Whether your child’s security blanket is an actual blanket, a soft toy or even a parachute, this story is one to share.
Parachute, written by Danny Parker and illustrated by Matt Ottley, is the story of a little boy named Toby. Toby wears a parachute all the time. Apart from the fact that he finds it ‘useful for getting out of bed in the morning’ (climbing down from the top bunk can seem rather high….), Toby’s parachute is handy in dealing with all sorts of daily obstacles and challenges, whether they be in the playground or at home.
One day, Toby’s cat, Henry, gets stuck in a tree. Toby, on a rescue mission, climbs the tree and then gently lowers Henry to the ground in his parachute. With Henry safe, Toby suddenly finds himself alone and parachute-free. Although his imagination runs a little wild, Toby takes his descent step-by-step and makes it safely to the ground.
I don’t ordinarily like to give away the ending of stories however in this case, the sentimental words are too sweet not to share:
“As time passed, Toby needed his parachute less and less. And one day, he left it behind.”
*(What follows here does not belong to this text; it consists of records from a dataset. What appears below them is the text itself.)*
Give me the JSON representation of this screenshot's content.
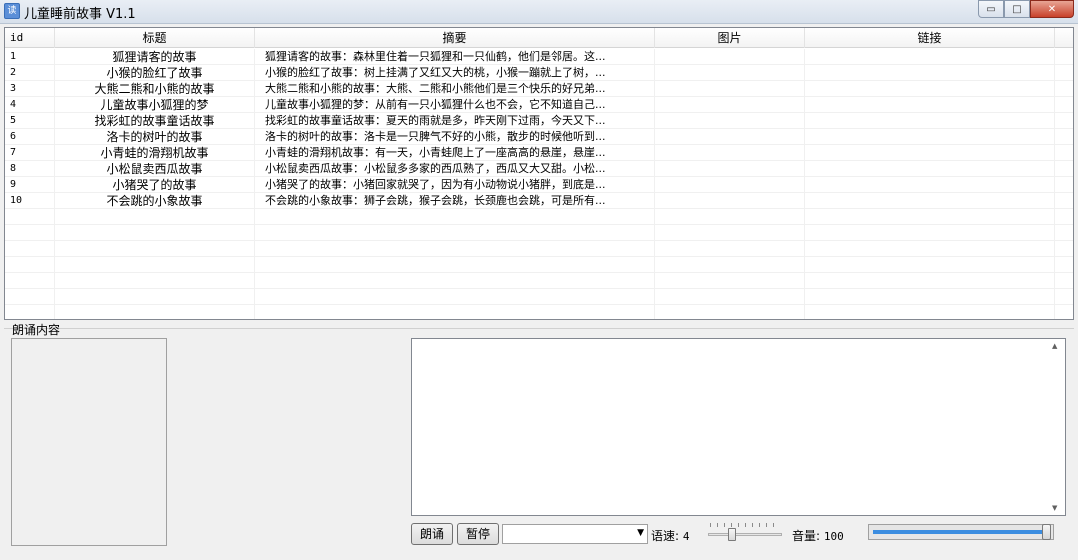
{
  "window": {
    "title": "儿童睡前故事 V1.1",
    "app_icon_glyph": "读",
    "minimize_glyph": "▭",
    "maximize_glyph": "□",
    "close_glyph": "✕"
  },
  "grid": {
    "headers": {
      "id": "id",
      "title": "标题",
      "summary": "摘要",
      "image": "图片",
      "link": "链接"
    },
    "rows": [
      {
        "id": "1",
        "title": "狐狸请客的故事",
        "summary": "狐狸请客的故事：森林里住着一只狐狸和一只仙鹤，他们是邻居。这...",
        "image": "",
        "link": ""
      },
      {
        "id": "2",
        "title": "小猴的脸红了故事",
        "summary": "小猴的脸红了故事：树上挂满了又红又大的桃，小猴一蹦就上了树，...",
        "image": "",
        "link": ""
      },
      {
        "id": "3",
        "title": "大熊二熊和小熊的故事",
        "summary": "大熊二熊和小熊的故事：大熊、二熊和小熊他们是三个快乐的好兄弟...",
        "image": "",
        "link": ""
      },
      {
        "id": "4",
        "title": "儿童故事小狐狸的梦",
        "summary": "儿童故事小狐狸的梦：从前有一只小狐狸什么也不会，它不知道自己...",
        "image": "",
        "link": ""
      },
      {
        "id": "5",
        "title": "找彩虹的故事童话故事",
        "summary": "找彩虹的故事童话故事：夏天的雨就是多，昨天刚下过雨，今天又下...",
        "image": "",
        "link": ""
      },
      {
        "id": "6",
        "title": "洛卡的树叶的故事",
        "summary": "洛卡的树叶的故事：洛卡是一只脾气不好的小熊，散步的时候他听到...",
        "image": "",
        "link": ""
      },
      {
        "id": "7",
        "title": "小青蛙的滑翔机故事",
        "summary": "小青蛙的滑翔机故事：有一天，小青蛙爬上了一座高高的悬崖，悬崖...",
        "image": "",
        "link": ""
      },
      {
        "id": "8",
        "title": "小松鼠卖西瓜故事",
        "summary": "小松鼠卖西瓜故事：小松鼠多多家的西瓜熟了，西瓜又大又甜。小松...",
        "image": "",
        "link": ""
      },
      {
        "id": "9",
        "title": "小猪哭了的故事",
        "summary": "小猪哭了的故事：小猪回家就哭了，因为有小动物说小猪胖，到底是...",
        "image": "",
        "link": ""
      },
      {
        "id": "10",
        "title": "不会跳的小象故事",
        "summary": "不会跳的小象故事：狮子会跳，猴子会跳，长颈鹿也会跳，可是所有...",
        "image": "",
        "link": ""
      }
    ]
  },
  "reading": {
    "group_label": "朗诵内容",
    "content_text": "",
    "read_button": "朗诵",
    "pause_button": "暂停",
    "voice_select_value": "",
    "speed_label": "语速:",
    "speed_value": "4",
    "speed_fraction": 0.3,
    "volume_label": "音量:",
    "volume_value": "100",
    "volume_fraction": 1.0,
    "accent_color": "#3c8de0",
    "scroll_up_glyph": "▲",
    "scroll_down_glyph": "▼",
    "dropdown_glyph": "▼"
  }
}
Ottley’s illustrations are delicate and thoughtful, fitting for the sensitive subject matter. Importantly, he plays with perspective so that the things that loom large in Toby’s world at the beginning of the story – such as the bunk bed and an elephant at the zoo – are brought into new and more realistic perspective by the end.
Although told simply, the story has deeper messages about growing up, letting go of our ‘security blankets’ and perception of fears.
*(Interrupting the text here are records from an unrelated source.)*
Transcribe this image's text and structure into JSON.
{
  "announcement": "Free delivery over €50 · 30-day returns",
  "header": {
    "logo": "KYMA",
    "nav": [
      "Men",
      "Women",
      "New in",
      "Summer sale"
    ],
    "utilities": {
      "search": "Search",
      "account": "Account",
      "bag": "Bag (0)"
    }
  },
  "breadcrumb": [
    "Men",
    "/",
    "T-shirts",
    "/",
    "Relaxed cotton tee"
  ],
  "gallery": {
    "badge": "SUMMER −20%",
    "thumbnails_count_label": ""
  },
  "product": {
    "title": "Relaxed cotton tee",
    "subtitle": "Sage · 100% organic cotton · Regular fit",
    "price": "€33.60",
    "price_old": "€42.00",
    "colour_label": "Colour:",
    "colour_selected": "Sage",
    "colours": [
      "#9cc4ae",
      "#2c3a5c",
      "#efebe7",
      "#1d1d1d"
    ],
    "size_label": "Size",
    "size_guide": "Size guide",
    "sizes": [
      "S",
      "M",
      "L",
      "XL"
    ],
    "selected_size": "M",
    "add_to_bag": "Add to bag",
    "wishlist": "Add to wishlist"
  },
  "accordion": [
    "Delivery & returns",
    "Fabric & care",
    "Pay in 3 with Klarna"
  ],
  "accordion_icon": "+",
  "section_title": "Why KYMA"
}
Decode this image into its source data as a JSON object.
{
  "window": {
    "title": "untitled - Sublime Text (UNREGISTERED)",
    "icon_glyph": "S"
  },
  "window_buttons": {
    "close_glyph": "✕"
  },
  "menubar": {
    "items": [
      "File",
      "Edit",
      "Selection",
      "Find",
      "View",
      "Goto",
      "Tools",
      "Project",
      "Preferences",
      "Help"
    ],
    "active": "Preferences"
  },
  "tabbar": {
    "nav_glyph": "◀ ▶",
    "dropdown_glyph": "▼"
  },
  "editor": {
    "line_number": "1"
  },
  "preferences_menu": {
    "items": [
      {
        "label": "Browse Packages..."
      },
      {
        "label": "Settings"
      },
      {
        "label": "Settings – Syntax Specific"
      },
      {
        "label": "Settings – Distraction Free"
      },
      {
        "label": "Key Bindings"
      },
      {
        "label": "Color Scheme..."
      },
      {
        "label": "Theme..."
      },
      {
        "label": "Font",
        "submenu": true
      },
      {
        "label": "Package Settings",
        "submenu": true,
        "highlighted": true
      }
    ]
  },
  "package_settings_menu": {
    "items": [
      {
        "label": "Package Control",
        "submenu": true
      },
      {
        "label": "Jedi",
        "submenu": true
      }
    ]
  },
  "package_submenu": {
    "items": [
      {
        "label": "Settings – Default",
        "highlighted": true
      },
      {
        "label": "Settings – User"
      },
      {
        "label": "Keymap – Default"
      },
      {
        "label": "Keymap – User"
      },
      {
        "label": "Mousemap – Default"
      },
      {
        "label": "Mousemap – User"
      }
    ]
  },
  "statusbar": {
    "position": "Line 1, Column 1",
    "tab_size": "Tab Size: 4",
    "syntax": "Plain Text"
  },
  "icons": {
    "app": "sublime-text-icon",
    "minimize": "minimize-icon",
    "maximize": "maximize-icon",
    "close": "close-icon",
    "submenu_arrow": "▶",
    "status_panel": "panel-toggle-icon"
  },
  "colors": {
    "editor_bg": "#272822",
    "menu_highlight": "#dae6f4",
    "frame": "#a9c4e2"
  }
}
Parachute is suitable for children aged three and over. It’s available online at Fishpond.